## Exercise aim
Copy out all the records exactly.

## Entries shown
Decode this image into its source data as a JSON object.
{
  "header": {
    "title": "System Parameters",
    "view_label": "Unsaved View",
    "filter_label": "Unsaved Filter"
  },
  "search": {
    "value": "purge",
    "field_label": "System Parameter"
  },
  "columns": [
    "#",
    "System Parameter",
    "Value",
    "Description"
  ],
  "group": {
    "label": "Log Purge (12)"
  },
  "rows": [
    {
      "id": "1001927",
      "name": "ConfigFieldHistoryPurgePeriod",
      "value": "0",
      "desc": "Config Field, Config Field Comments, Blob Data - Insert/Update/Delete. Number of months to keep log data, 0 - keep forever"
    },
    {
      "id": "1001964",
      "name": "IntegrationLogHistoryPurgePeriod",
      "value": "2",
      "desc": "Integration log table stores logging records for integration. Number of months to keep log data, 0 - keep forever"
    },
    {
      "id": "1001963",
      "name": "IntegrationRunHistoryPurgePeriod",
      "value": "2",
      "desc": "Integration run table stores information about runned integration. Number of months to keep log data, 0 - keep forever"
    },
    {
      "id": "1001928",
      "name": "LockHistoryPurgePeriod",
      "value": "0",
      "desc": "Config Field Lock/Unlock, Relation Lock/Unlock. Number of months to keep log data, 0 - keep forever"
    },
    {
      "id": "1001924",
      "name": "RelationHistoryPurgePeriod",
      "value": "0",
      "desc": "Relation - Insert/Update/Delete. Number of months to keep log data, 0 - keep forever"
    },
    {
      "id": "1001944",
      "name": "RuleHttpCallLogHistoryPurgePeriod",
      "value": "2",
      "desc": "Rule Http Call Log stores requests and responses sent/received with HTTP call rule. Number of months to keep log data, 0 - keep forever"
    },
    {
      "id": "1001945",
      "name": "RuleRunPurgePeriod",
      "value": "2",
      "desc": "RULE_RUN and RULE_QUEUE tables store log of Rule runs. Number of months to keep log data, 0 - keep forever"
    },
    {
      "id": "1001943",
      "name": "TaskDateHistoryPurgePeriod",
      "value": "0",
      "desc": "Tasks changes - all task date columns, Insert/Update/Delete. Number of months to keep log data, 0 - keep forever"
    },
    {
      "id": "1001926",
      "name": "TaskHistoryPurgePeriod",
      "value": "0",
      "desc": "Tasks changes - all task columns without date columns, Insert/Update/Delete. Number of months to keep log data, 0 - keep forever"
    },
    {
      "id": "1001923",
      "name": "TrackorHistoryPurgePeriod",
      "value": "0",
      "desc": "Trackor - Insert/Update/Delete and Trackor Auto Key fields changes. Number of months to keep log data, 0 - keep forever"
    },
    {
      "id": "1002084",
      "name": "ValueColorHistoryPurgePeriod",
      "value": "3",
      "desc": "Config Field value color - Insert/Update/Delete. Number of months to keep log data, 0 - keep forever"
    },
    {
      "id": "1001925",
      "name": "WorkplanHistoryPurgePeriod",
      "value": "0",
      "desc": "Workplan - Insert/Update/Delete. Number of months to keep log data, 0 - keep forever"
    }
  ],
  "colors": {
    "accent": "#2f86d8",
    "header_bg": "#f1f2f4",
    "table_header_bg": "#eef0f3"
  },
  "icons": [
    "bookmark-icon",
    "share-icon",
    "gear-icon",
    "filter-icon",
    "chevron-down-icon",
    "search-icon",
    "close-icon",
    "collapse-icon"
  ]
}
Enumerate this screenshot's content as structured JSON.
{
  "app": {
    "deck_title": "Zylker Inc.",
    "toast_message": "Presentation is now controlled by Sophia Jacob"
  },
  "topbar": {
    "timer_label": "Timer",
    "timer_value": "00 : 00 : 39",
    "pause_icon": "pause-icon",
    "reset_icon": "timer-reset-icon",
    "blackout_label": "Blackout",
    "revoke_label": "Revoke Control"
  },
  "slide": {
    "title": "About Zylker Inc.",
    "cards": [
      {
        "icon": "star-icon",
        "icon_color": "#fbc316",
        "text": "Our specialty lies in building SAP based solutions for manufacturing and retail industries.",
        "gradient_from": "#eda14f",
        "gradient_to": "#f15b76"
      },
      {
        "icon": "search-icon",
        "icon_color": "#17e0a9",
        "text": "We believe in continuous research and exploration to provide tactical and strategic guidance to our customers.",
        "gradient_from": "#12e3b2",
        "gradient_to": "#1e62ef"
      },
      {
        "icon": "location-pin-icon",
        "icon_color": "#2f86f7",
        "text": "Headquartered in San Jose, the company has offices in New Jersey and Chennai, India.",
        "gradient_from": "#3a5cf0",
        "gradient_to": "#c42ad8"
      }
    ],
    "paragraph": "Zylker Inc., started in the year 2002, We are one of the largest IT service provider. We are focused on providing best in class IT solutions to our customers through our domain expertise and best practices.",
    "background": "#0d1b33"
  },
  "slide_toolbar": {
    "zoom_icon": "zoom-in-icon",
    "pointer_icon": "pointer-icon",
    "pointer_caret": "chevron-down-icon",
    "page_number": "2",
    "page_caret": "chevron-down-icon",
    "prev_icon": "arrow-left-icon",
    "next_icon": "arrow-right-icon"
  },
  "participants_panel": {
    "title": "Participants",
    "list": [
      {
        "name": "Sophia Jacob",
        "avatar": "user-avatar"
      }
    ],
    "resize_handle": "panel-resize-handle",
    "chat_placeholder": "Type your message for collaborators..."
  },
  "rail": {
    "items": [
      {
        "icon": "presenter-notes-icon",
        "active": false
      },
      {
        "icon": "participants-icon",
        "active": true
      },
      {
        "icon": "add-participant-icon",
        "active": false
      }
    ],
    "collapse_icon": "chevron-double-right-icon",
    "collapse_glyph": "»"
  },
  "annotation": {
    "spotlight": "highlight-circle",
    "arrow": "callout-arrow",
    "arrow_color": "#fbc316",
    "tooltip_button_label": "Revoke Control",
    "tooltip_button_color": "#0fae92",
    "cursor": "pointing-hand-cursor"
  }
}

## Completed exercise
Decode this image into its source data as a JSON object.
{
  "header": {
    "title": "System Parameters",
    "view_label": "Unsaved View",
    "filter_label": "Unsaved Filter"
  },
  "search": {
    "value": "purge",
    "field_label": "System Parameter"
  },
  "columns": [
    "#",
    "System Parameter",
    "Value",
    "Description"
  ],
  "group": {
    "label": "Log Purge (12)"
  },
  "rows": [
    {
      "id": "1001927",
      "name": "ConfigFieldHistoryPurgePeriod",
      "value": "0",
      "desc": "Config Field, Config Field Comments, Blob Data - Insert/Update/Delete. Number of months to keep log data, 0 - keep forever"
    },
    {
      "id": "1001964",
      "name": "IntegrationLogHistoryPurgePeriod",
      "value": "2",
      "desc": "Integration log table stores logging records for integration. Number of months to keep log data, 0 - keep forever"
    },
    {
      "id": "1001963",
      "name": "IntegrationRunHistoryPurgePeriod",
      "value": "2",
      "desc": "Integration run table stores information about runned integration. Number of months to keep log data, 0 - keep forever"
    },
    {
      "id": "1001928",
      "name": "LockHistoryPurgePeriod",
      "value": "0",
      "desc": "Config Field Lock/Unlock, Relation Lock/Unlock. Number of months to keep log data, 0 - keep forever"
    },
    {
      "id": "1001924",
      "name": "RelationHistoryPurgePeriod",
      "value": "0",
      "desc": "Relation - Insert/Update/Delete. Number of months to keep log data, 0 - keep forever"
    },
    {
      "id": "1001944",
      "name": "RuleHttpCallLogHistoryPurgePeriod",
      "value": "2",
      "desc": "Rule Http Call Log stores requests and responses sent/received with HTTP call rule. Number of months to keep log data, 0 - keep forever"
    },
    {
      "id": "1001945",
      "name": "RuleRunPurgePeriod",
      "value": "2",
      "desc": "RULE_RUN and RULE_QUEUE tables store log of Rule runs. Number of months to keep log data, 0 - keep forever"
    },
    {
      "id": "1001943",
      "name": "TaskDateHistoryPurgePeriod",
      "value": "0",
      "desc": "Tasks changes - all task date columns, Insert/Update/Delete. Number of months to keep log data, 0 - keep forever"
    },
    {
      "id": "1001926",
      "name": "TaskHistoryPurgePeriod",
      "value": "0",
      "desc": "Tasks changes - all task columns without date columns, Insert/Update/Delete. Number of months to keep log data, 0 - keep forever"
    },
    {
      "id": "1001923",
      "name": "TrackorHistoryPurgePeriod",
      "value": "0",
      "desc": "Trackor - Insert/Update/Delete and Trackor Auto Key fields changes. Number of months to keep log data, 0 - keep forever"
    },
    {
      "id": "1002084",
      "name": "ValueColorHistoryPurgePeriod",
      "value": "3",
      "desc": "Config Field value color - Insert/Update/Delete. Number of months to keep log data, 0 - keep forever"
    },
    {
      "id": "1001925",
      "name": "WorkplanHistoryPurgePeriod",
      "value": "0",
      "desc": "Workplan - Insert/Update/Delete. Number of months to keep log data, 0 - keep forever"
    }
  ],
  "colors": {
    "accent": "#2f86d8",
    "header_bg": "#f1f2f4",
    "table_header_bg": "#eef0f3"
  },
  "icons": [
    "bookmark-icon",
    "share-icon",
    "gear-icon",
    "filter-icon",
    "chevron-down-icon",
    "search-icon",
    "close-icon",
    "collapse-icon"
  ]
}
Enumerate this screenshot's content as structured JSON.
{
  "app": {
    "deck_title": "Zylker Inc.",
    "toast_message": "Presentation is now controlled by Sophia Jacob"
  },
  "topbar": {
    "timer_label": "Timer",
    "timer_value": "00 : 00 : 39",
    "pause_icon": "pause-icon",
    "reset_icon": "timer-reset-icon",
    "blackout_label": "Blackout",
    "revoke_label": "Revoke Control"
  },
  "slide": {
    "title": "About Zylker Inc.",
    "cards": [
      {
        "icon": "star-icon",
        "icon_color": "#fbc316",
        "text": "Our specialty lies in building SAP based solutions for manufacturing and retail industries.",
        "gradient_from": "#eda14f",
        "gradient_to": "#f15b76"
      },
      {
        "icon": "search-icon",
        "icon_color": "#17e0a9",
        "text": "We believe in continuous research and exploration to provide tactical and strategic guidance to our customers.",
        "gradient_from": "#12e3b2",
        "gradient_to": "#1e62ef"
      },
      {
        "icon": "location-pin-icon",
        "icon_color": "#2f86f7",
        "text": "Headquartered in San Jose, the company has offices in New Jersey and Chennai, India.",
        "gradient_from": "#3a5cf0",
        "gradient_to": "#c42ad8"
      }
    ],
    "paragraph": "Zylker Inc., started in the year 2002, We are one of the largest IT service provider. We are focused on providing best in class IT solutions to our customers through our domain expertise and best practices.",
    "background": "#0d1b33"
  },
  "slide_toolbar": {
    "zoom_icon": "zoom-in-icon",
    "pointer_icon": "pointer-icon",
    "pointer_caret": "chevron-down-icon",
    "page_number": "2",
    "page_caret": "chevron-down-icon",
    "prev_icon": "arrow-left-icon",
    "next_icon": "arrow-right-icon"
  },
  "participants_panel": {
    "title": "Participants",
    "list": [
      {
        "name": "Sophia Jacob",
        "avatar": "user-avatar"
      }
    ],
    "resize_handle": "panel-resize-handle",
    "chat_placeholder": "Type your message for collaborators..."
  },
  "rail": {
    "items": [
      {
        "icon": "presenter-notes-icon",
        "active": false
      },
      {
        "icon": "participants-icon",
        "active": true
      },
      {
        "icon": "add-participant-icon",
        "active": false
      }
    ],
    "collapse_icon": "chevron-double-right-icon",
    "collapse_glyph": "»"
  },
  "annotation": {
    "spotlight": "highlight-circle",
    "arrow": "callout-arrow",
    "arrow_color": "#fbc316",
    "tooltip_button_label": "Revoke Control",
    "tooltip_button_color": "#0fae92",
    "cursor": "pointing-hand-cursor"
  }
}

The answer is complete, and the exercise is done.